  2. What are the chief business applications of advanced analytics?
    Best Answer: John L. Myers in his comprehensive overview of applications, which include churn, loyalty, retention, upselling, cross-selling, anti-fraud, segmentation, market analysis and survival analysis.
  3. What’s the overlap between analytics and our BI, data warehouse, data governance and data quality initiatives?
    Best Answer: Ryan Prociuk said having decisions and outcomes outlined is more important in deploying advanced analytics than data quality or governance. Another great answer: Holger Kisker said, “Start with traditional analytics before moving  to advanced. Laying the foundation for data analytics is the absolute first step.”
  4. Is advanced analytics ready to move beyond the data mining experts to more information workers? Lorion said info workers don’t want “advanced analytics.” They want smarter, more predictive apps. This spurred excellent responses on where advanced analytics is going from Evelson such as wrapping it into “packages that can be used by everyone,” including visualization and embedded predictive models with apps.  Kobielus takes it a step further with examples for Evelson’s “packages” – CRM, ERP and LOM apps. The bottom line comes from Kobielus and Karel – Info workers don’t want to know they have analytics. They just want answers in the right context. Lorion and Claudia Imhoff say “better decisions, faster” are key to info workers.
  5. How will advanced analytics help w/ social media strategies?
    Lorion said and Shawn Rogers agrees, “social isn’t just looking at social data; it’s about analytics being more collaborative.”

Let us know what you think in the comments.
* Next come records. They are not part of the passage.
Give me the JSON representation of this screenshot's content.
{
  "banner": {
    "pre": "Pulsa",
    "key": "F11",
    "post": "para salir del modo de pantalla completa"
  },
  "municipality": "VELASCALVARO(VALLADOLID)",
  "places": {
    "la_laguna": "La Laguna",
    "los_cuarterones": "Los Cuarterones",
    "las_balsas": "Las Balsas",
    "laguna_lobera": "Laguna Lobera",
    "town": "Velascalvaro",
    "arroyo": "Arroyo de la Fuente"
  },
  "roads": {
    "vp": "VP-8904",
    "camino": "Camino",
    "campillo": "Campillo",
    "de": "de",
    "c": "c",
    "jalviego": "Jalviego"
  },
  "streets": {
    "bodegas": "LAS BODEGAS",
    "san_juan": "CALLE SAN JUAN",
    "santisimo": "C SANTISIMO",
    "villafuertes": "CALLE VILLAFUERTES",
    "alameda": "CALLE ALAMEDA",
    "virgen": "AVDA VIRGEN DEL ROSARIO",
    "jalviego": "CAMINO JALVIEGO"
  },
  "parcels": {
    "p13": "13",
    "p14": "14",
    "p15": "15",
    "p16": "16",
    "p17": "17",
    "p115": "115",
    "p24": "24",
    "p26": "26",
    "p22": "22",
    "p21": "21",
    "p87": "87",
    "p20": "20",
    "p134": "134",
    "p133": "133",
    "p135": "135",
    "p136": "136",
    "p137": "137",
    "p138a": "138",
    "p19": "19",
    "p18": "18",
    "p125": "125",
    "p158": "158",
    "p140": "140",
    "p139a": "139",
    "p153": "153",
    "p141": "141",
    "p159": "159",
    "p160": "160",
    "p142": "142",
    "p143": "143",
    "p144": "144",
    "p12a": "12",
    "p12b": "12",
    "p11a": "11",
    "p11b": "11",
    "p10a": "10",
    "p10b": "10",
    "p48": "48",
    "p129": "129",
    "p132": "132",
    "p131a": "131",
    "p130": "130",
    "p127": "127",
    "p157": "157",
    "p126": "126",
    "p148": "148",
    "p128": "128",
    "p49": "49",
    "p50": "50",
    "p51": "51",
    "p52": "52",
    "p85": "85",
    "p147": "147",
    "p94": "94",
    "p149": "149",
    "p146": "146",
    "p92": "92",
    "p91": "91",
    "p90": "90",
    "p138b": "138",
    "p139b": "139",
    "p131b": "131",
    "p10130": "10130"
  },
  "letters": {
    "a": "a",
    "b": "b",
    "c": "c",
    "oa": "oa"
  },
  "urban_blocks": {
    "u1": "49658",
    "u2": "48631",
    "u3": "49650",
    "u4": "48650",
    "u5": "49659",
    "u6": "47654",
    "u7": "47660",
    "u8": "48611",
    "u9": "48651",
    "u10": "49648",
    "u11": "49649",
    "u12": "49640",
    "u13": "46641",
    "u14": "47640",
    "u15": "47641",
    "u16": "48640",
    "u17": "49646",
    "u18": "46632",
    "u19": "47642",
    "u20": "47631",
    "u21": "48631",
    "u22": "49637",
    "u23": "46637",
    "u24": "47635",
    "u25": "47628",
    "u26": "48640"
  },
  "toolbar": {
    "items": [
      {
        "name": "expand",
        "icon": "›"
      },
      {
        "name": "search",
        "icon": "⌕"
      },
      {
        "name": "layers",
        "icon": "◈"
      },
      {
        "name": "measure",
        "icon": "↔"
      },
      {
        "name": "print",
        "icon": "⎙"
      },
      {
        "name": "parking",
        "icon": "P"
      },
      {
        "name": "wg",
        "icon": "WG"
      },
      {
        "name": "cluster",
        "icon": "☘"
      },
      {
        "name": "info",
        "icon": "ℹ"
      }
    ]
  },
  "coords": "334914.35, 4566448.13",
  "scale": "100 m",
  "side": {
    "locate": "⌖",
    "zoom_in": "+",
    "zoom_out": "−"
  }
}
Also, subscribe to our blog to stay informed on how data analytics and bi professionals use Twitter to engage and collaborate.

Amanda Brandon
Spotfire Blogging Team